Sam Samaratunga (Samaratunga), 68, and his wife Rani, 62, say they were thrown around the cabin when their seatbelts broke apart and suffered serious injuries during the flight from Singapore to Perth last month.

Lawyer Roger Singh said the couple had resorted to legal action because Qantas was trying to avoid paying their medical bills in advance.

“It is too early to put a figure on it but it could potentially be tens of thousands of dollars or around the $100,000 mark,” Singh told reporters.

The Samaratungas were travelling to their youngest son’s wedding in Melbourne via Perth on October 7 when the plane suddenly lost altitude and nose-dived.

Forty-four of the 313 people on board required hospital treatment after the Airbus A330 made an emergency landing at Learmonth Airbase in north-western Western Australia.

The Samaratungas said they believed they were going to die during the ordeal.

“This is the worst experience we’ve had. During the process we saw our own deaths,” Samaratunga told reporters today.

“We decided to die together and embraced each other but fortunately luck came our way and the plane come up and landed safely.”

Ms Samaratunga suffered the most serious injuries including spinal fractures, muscle tears and head injuries in which she lost several teeth.

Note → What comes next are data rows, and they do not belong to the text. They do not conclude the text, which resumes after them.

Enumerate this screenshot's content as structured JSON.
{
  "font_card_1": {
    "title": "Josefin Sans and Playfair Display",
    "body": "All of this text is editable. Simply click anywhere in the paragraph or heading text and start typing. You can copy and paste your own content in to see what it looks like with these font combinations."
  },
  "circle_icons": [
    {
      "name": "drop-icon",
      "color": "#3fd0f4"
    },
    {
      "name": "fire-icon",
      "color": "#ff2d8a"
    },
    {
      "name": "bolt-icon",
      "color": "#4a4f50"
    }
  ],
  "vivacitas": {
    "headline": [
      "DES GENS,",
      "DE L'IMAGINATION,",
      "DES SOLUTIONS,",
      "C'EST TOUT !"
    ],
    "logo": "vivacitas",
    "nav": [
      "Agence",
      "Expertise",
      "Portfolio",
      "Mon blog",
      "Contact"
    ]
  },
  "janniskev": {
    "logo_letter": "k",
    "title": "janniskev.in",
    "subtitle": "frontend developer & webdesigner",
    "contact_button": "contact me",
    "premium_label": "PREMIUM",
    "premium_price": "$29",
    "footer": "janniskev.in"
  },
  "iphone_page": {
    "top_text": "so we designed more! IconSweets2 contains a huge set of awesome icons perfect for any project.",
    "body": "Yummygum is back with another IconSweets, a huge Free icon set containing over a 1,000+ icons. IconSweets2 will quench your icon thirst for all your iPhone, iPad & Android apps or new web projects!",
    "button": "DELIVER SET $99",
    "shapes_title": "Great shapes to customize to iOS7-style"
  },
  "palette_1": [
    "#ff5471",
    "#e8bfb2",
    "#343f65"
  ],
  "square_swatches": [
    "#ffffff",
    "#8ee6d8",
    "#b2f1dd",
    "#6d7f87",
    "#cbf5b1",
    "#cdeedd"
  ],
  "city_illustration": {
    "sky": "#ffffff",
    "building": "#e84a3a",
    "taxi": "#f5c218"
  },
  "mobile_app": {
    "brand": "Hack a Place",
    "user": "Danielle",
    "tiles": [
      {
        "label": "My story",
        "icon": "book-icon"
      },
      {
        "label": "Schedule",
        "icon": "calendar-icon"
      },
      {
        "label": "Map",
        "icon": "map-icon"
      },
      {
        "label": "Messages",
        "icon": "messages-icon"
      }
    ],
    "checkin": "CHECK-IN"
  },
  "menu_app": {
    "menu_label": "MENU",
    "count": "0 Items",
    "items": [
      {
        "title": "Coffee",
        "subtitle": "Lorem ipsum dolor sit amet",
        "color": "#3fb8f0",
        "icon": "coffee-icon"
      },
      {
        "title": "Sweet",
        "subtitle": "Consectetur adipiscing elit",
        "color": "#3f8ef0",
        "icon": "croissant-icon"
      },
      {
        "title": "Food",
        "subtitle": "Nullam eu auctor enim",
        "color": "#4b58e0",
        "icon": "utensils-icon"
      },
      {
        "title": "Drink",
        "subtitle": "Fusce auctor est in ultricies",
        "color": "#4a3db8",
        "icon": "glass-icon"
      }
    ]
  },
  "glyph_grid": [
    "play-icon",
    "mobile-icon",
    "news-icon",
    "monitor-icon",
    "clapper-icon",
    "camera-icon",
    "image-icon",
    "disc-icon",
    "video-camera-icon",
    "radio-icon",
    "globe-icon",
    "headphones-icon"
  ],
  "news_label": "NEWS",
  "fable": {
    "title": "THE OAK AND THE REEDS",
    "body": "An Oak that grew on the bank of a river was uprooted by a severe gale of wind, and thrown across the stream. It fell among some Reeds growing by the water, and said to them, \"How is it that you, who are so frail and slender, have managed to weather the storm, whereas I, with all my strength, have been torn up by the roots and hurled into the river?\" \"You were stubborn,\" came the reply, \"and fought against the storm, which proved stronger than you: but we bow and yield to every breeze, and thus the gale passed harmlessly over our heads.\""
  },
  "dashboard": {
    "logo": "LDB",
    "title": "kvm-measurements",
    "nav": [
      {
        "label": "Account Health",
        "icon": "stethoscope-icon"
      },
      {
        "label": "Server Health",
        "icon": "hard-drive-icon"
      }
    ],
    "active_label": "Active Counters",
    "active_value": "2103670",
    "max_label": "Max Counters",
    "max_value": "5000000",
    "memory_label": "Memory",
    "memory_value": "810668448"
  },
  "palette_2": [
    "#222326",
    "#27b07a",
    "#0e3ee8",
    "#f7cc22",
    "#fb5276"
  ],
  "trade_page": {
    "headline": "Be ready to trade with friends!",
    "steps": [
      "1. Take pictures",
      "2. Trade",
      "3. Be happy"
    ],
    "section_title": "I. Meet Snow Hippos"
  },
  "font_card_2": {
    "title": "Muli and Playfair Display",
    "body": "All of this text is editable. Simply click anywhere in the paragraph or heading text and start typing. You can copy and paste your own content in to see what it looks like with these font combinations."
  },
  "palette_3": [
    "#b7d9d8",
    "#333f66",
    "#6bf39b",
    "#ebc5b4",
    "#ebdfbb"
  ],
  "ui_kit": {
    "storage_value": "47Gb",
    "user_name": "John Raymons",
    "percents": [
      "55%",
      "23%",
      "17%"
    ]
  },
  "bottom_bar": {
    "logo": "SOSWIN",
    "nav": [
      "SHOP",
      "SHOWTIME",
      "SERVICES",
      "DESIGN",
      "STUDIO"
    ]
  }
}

Samaratunga was propelled head first into the locker above his seat, hitting it so hard that it broke, and also suffered spinal and other back injuries, head-aches and trauma.

“I struck my head on cabin, fell down on my seat, couldn’t move my neck, I have back pains, I have taken physical treatment but there is not improvement, I can’t move my neck,” he said.

Samaratunga wore a neck brace and said through tears she could not bear to think about the event.

The second-eldest of the couple’s three sons, Harrish, 30, said Qantas was evasive when he contacted it about covering medical bills back in Sri Lanka.

“They said you need to send bills to us and then our insurance company will decide if they will pay them,” he said.

Singh rejected Qantas’ offer to reimburse the couple’s expenses.

He said public health was poorly funded and expensive in Sri Lanka and that Qantas should pay all expenses in advance, including those of Ms Samaratunga’s 87-year-old mother, for whom she is the sole carer.

The airline said it had provided reimbursement of medical expenses and ex-gratia payments.

“We have provided immediate and ongoing support for all customers – those who were injured and those who were not,” Qantas Group General Manager Customer Product and Service Lesley Grant said in a statement.

The Australian Transport Safety Bureau said it believed the incident was caused by a fault in the plane’s computer systems.